■ WHAT TO DO:
Repeat every entry word for word; omit all pictures.
>>>
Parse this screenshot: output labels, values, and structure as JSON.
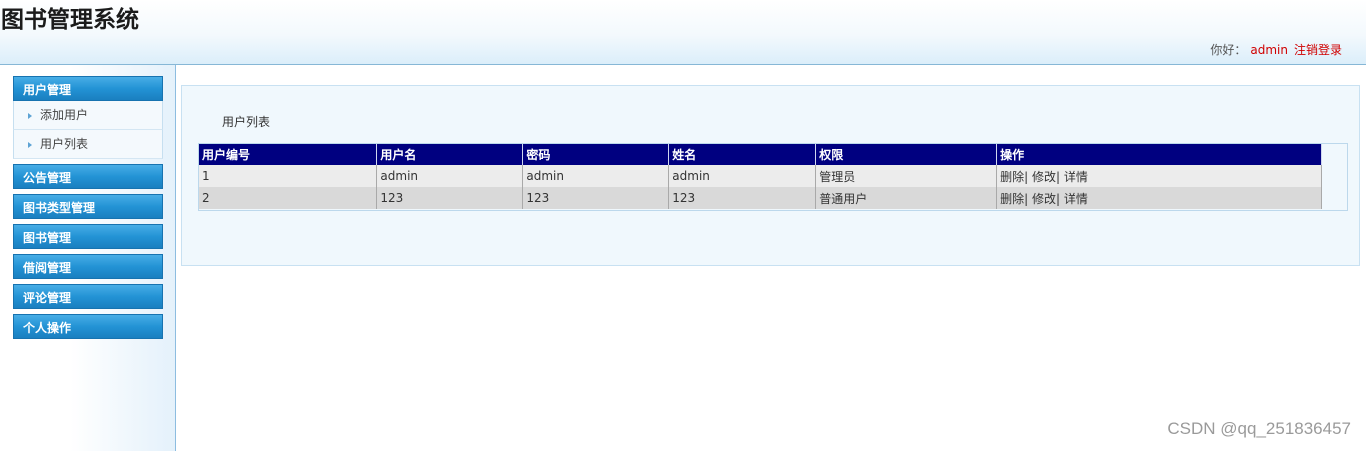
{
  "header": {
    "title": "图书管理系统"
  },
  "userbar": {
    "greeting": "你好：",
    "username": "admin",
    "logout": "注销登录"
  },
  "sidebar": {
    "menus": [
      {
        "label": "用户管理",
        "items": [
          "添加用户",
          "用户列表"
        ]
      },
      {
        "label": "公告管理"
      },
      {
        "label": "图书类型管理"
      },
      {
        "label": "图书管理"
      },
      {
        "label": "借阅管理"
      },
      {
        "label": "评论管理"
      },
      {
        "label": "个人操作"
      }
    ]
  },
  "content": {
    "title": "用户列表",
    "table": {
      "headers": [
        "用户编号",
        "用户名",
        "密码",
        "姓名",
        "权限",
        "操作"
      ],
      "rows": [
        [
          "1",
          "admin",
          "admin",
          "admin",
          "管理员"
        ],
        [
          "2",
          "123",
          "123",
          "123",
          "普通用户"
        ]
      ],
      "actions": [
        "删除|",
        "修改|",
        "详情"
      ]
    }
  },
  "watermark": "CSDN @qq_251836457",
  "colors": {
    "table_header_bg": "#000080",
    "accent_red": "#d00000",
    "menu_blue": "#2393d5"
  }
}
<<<
■ RESPONSE FOR THIS EXERCISE:
Parse this screenshot: output labels, values, and structure as JSON.
{
  "header": {
    "title": "图书管理系统"
  },
  "userbar": {
    "greeting": "你好：",
    "username": "admin",
    "logout": "注销登录"
  },
  "sidebar": {
    "menus": [
      {
        "label": "用户管理",
        "items": [
          "添加用户",
          "用户列表"
        ]
      },
      {
        "label": "公告管理"
      },
      {
        "label": "图书类型管理"
      },
      {
        "label": "图书管理"
      },
      {
        "label": "借阅管理"
      },
      {
        "label": "评论管理"
      },
      {
        "label": "个人操作"
      }
    ]
  },
  "content": {
    "title": "用户列表",
    "table": {
      "headers": [
        "用户编号",
        "用户名",
        "密码",
        "姓名",
        "权限",
        "操作"
      ],
      "rows": [
        [
          "1",
          "admin",
          "admin",
          "admin",
          "管理员"
        ],
        [
          "2",
          "123",
          "123",
          "123",
          "普通用户"
        ]
      ],
      "actions": [
        "删除|",
        "修改|",
        "详情"
      ]
    }
  },
  "watermark": "CSDN @qq_251836457",
  "colors": {
    "table_header_bg": "#000080",
    "accent_red": "#d00000",
    "menu_blue": "#2393d5"
  }
}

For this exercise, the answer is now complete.